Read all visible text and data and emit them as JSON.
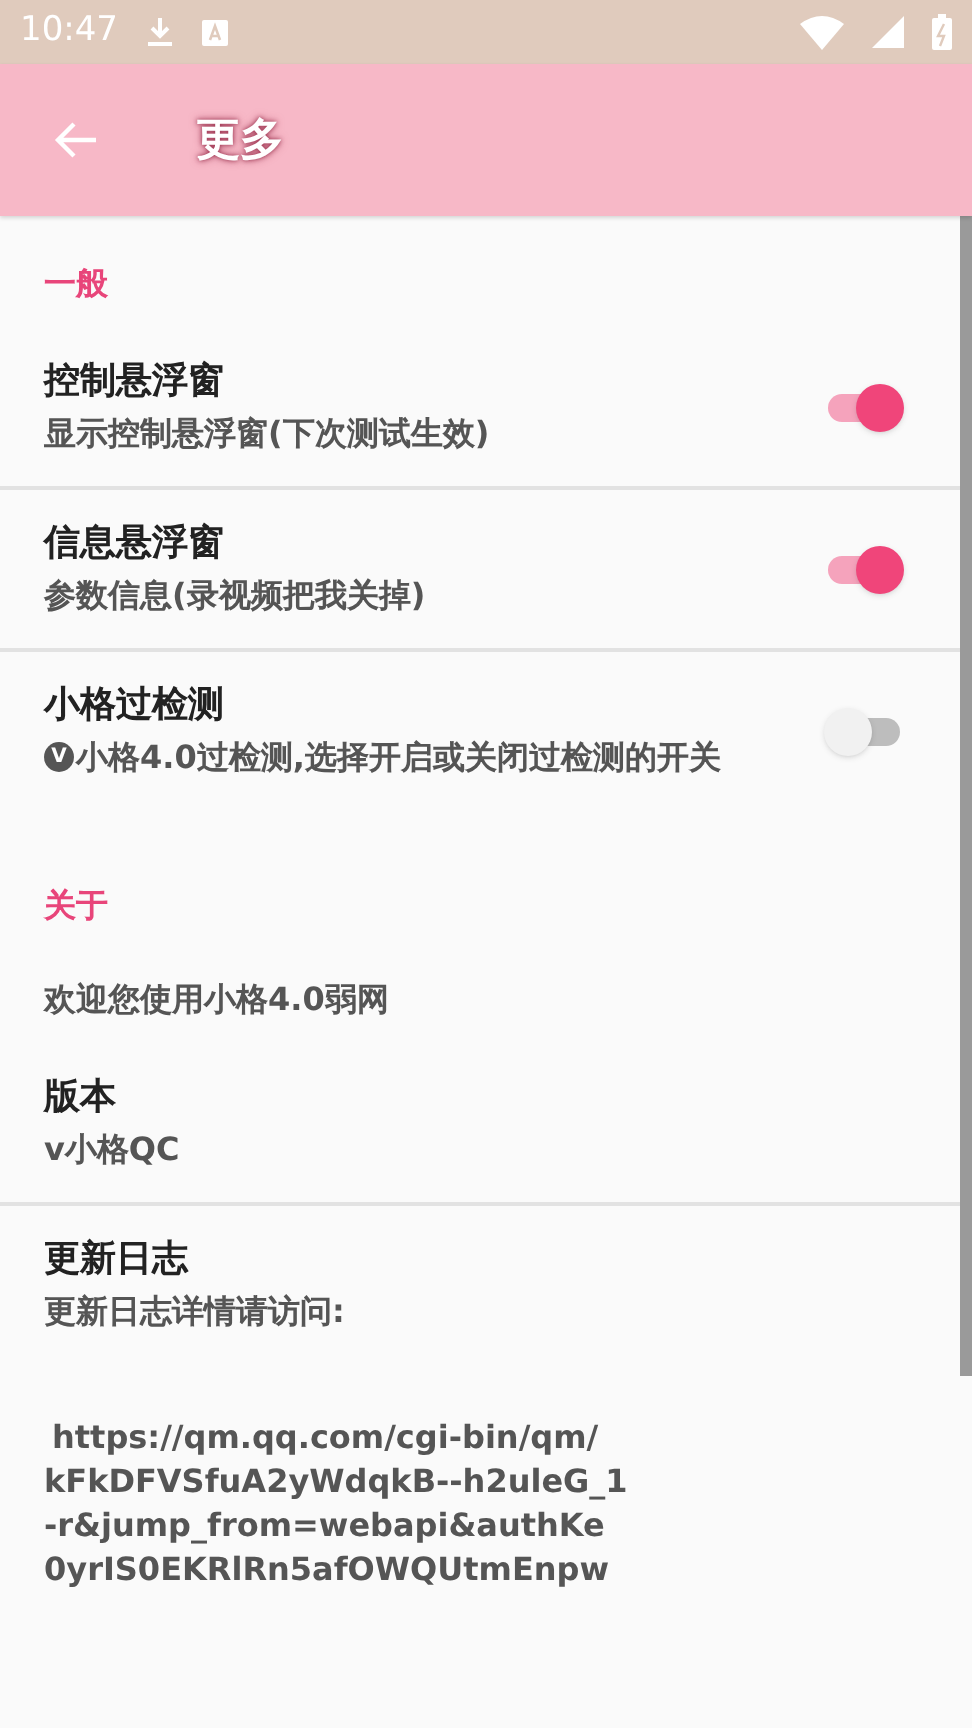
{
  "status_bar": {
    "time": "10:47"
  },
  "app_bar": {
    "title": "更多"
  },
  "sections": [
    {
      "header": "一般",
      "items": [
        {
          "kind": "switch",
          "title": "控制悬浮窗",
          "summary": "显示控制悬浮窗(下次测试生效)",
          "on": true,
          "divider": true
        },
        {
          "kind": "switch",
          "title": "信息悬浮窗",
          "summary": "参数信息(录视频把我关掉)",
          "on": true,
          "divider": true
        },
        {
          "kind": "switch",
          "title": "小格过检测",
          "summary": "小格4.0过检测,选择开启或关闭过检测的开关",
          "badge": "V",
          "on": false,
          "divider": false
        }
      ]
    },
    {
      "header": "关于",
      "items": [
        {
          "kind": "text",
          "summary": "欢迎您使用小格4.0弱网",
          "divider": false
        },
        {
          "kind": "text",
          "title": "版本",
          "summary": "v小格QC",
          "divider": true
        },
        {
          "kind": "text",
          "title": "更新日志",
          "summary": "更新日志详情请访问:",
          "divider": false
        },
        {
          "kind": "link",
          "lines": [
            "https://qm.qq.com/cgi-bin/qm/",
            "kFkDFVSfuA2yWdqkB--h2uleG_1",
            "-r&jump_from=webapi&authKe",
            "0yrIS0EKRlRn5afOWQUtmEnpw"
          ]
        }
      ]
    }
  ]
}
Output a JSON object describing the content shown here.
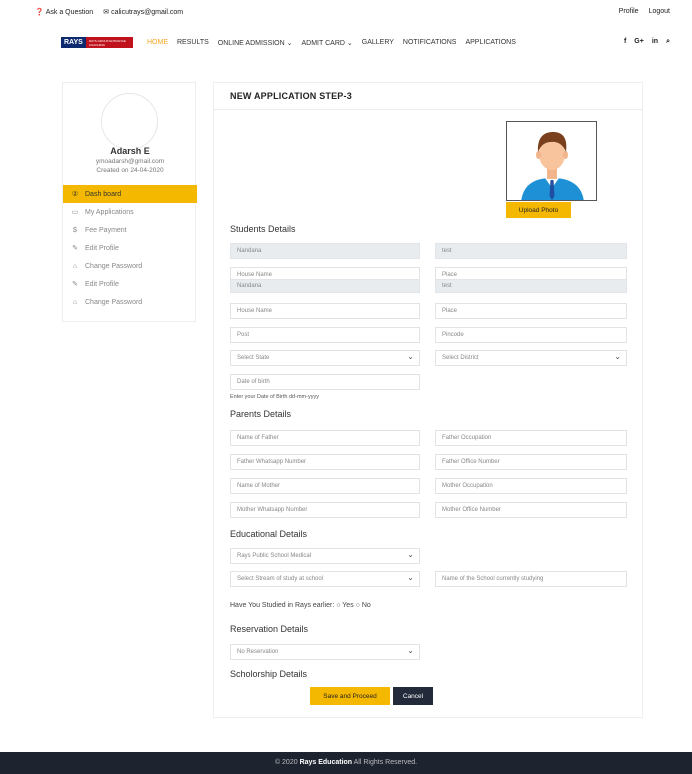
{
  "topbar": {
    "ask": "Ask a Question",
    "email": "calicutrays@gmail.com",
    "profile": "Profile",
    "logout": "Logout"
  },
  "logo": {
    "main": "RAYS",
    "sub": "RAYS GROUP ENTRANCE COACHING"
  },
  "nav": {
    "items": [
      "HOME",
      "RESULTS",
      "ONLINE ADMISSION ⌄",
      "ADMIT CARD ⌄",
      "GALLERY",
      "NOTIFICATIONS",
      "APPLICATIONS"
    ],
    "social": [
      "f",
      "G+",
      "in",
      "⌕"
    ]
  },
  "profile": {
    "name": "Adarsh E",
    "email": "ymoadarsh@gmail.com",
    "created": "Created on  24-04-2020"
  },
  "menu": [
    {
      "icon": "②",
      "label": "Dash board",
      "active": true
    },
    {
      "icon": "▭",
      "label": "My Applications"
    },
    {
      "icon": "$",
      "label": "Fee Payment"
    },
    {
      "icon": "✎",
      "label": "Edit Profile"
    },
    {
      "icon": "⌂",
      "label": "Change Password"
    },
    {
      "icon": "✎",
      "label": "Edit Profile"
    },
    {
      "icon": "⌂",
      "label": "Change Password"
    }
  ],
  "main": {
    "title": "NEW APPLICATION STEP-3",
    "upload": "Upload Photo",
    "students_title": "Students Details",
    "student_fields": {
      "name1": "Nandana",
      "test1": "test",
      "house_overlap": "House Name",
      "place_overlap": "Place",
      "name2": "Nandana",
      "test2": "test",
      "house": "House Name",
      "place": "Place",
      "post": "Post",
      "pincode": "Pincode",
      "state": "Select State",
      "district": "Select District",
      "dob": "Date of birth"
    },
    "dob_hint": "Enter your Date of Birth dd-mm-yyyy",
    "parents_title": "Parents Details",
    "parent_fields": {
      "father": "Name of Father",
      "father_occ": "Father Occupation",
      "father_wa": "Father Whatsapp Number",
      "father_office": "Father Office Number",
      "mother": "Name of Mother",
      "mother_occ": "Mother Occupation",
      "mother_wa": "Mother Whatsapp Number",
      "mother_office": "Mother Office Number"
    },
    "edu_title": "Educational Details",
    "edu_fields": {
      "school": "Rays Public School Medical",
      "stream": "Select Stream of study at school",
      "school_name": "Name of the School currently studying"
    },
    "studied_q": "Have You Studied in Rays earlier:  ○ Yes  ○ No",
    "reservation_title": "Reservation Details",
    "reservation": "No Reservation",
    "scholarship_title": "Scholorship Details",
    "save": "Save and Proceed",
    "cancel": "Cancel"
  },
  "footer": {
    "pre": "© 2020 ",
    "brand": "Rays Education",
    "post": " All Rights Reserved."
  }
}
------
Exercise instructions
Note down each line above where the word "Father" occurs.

Answer section
      "father": "Name of Father",
      "father_occ": "Father Occupation",
      "father_wa": "Father Whatsapp Number",
      "father_office": "Father Office Number",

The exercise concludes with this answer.